=== Data for review ===
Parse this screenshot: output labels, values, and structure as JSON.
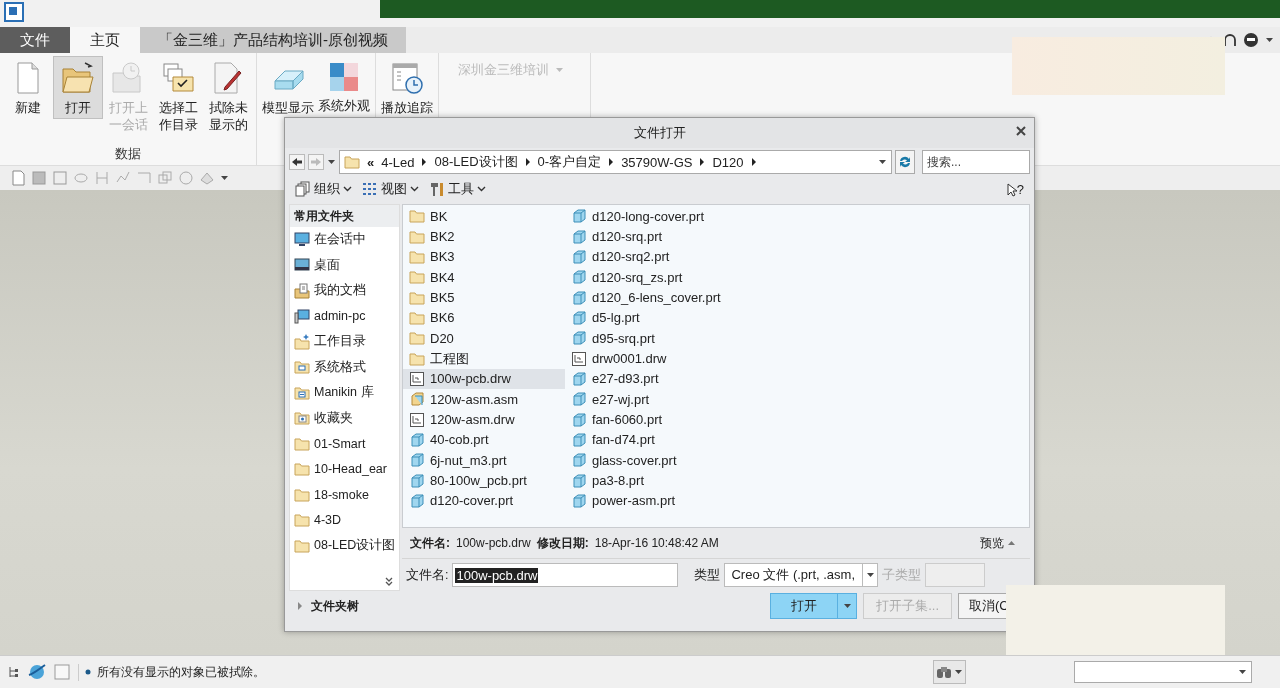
{
  "app": {
    "tabs": [
      {
        "label": "文件",
        "kind": "file",
        "selected": false
      },
      {
        "label": "主页",
        "kind": "normal",
        "selected": true
      },
      {
        "label": "「金三维」产品结构培训-原创视频",
        "kind": "custom",
        "selected": false
      }
    ],
    "ribbon_groups": [
      {
        "label": "数据",
        "buttons": [
          {
            "label": "新建",
            "disabled": false,
            "selected": false
          },
          {
            "label": "打开",
            "disabled": false,
            "selected": true
          },
          {
            "label": "打开上一会话",
            "disabled": true,
            "selected": false
          },
          {
            "label": "选择工作目录",
            "disabled": false,
            "selected": false
          },
          {
            "label": "拭除未显示的",
            "disabled": false,
            "selected": false
          }
        ]
      },
      {
        "buttons": [
          {
            "label": "模型显示",
            "disabled": false,
            "selected": false
          },
          {
            "label": "系统外观",
            "disabled": false,
            "selected": false
          }
        ]
      },
      {
        "buttons": [
          {
            "label": "播放追踪",
            "disabled": false,
            "selected": false
          }
        ]
      },
      {
        "dropdown": {
          "label": "深圳金三维培训",
          "disabled": true
        }
      }
    ]
  },
  "dialog": {
    "title": "文件打开",
    "path_overflow": "«",
    "path": [
      "4-Led",
      "08-LED设计图",
      "0-客户自定",
      "35790W-GS",
      "D120"
    ],
    "search": {
      "placeholder": "搜索..."
    },
    "toolbar": [
      {
        "label": "组织"
      },
      {
        "label": "视图"
      },
      {
        "label": "工具"
      }
    ],
    "help_glyph": "?",
    "sidebar": {
      "heading": "常用文件夹",
      "items": [
        {
          "label": "在会话中"
        },
        {
          "label": "桌面"
        },
        {
          "label": "我的文档"
        },
        {
          "label": "admin-pc"
        },
        {
          "label": "工作目录"
        },
        {
          "label": "系统格式"
        },
        {
          "label": "Manikin 库"
        },
        {
          "label": "收藏夹"
        },
        {
          "label": "01-Smart"
        },
        {
          "label": "10-Head_ear"
        },
        {
          "label": "18-smoke"
        },
        {
          "label": "4-3D"
        },
        {
          "label": "08-LED设计图"
        }
      ],
      "tree_label": "文件夹树"
    },
    "files": [
      {
        "name": "BK",
        "kind": "folder",
        "selected": false
      },
      {
        "name": "BK2",
        "kind": "folder",
        "selected": false
      },
      {
        "name": "BK3",
        "kind": "folder",
        "selected": false
      },
      {
        "name": "BK4",
        "kind": "folder",
        "selected": false
      },
      {
        "name": "BK5",
        "kind": "folder",
        "selected": false
      },
      {
        "name": "BK6",
        "kind": "folder",
        "selected": false
      },
      {
        "name": "D20",
        "kind": "folder",
        "selected": false
      },
      {
        "name": "工程图",
        "kind": "folder",
        "selected": false
      },
      {
        "name": "100w-pcb.drw",
        "kind": "drw",
        "selected": true
      },
      {
        "name": "120w-asm.asm",
        "kind": "asm",
        "selected": false
      },
      {
        "name": "120w-asm.drw",
        "kind": "drw",
        "selected": false
      },
      {
        "name": "40-cob.prt",
        "kind": "prt",
        "selected": false
      },
      {
        "name": "6j-nut_m3.prt",
        "kind": "prt",
        "selected": false
      },
      {
        "name": "80-100w_pcb.prt",
        "kind": "prt",
        "selected": false
      },
      {
        "name": "d120-cover.prt",
        "kind": "prt",
        "selected": false
      },
      {
        "name": "d120-long-cover.prt",
        "kind": "prt",
        "selected": false
      },
      {
        "name": "d120-srq.prt",
        "kind": "prt",
        "selected": false
      },
      {
        "name": "d120-srq2.prt",
        "kind": "prt",
        "selected": false
      },
      {
        "name": "d120-srq_zs.prt",
        "kind": "prt",
        "selected": false
      },
      {
        "name": "d120_6-lens_cover.prt",
        "kind": "prt",
        "selected": false
      },
      {
        "name": "d5-lg.prt",
        "kind": "prt",
        "selected": false
      },
      {
        "name": "d95-srq.prt",
        "kind": "prt",
        "selected": false
      },
      {
        "name": "drw0001.drw",
        "kind": "drw",
        "selected": false
      },
      {
        "name": "e27-d93.prt",
        "kind": "prt",
        "selected": false
      },
      {
        "name": "e27-wj.prt",
        "kind": "prt",
        "selected": false
      },
      {
        "name": "fan-6060.prt",
        "kind": "prt",
        "selected": false
      },
      {
        "name": "fan-d74.prt",
        "kind": "prt",
        "selected": false
      },
      {
        "name": "glass-cover.prt",
        "kind": "prt",
        "selected": false
      },
      {
        "name": "pa3-8.prt",
        "kind": "prt",
        "selected": false
      },
      {
        "name": "power-asm.prt",
        "kind": "prt",
        "selected": false
      }
    ],
    "details": [
      {
        "label": "文件名:",
        "value": "100w-pcb.drw"
      },
      {
        "label": "修改日期:",
        "value": "18-Apr-16 10:48:42 AM"
      }
    ],
    "preview_label": "预览",
    "filename": {
      "label": "文件名:",
      "value": "100w-pcb.drw",
      "text_selected": true
    },
    "type": {
      "label": "类型",
      "value": "Creo 文件 (.prt, .asm,"
    },
    "subtype": {
      "label": "子类型",
      "disabled": true
    },
    "buttons": [
      {
        "label": "打开",
        "kind": "primary",
        "disabled": false
      },
      {
        "label": "打开子集...",
        "kind": "normal",
        "disabled": true
      },
      {
        "label": "取消(C",
        "kind": "normal",
        "disabled": false
      }
    ]
  },
  "status_bar": {
    "message": "所有没有显示的对象已被拭除。"
  }
}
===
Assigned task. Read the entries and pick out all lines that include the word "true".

Problem solution.
        "selected": true
            "selected": true
            "disabled": true,
          "disabled": true
        "selected": true
      "text_selected": true
      "disabled": true
        "disabled": true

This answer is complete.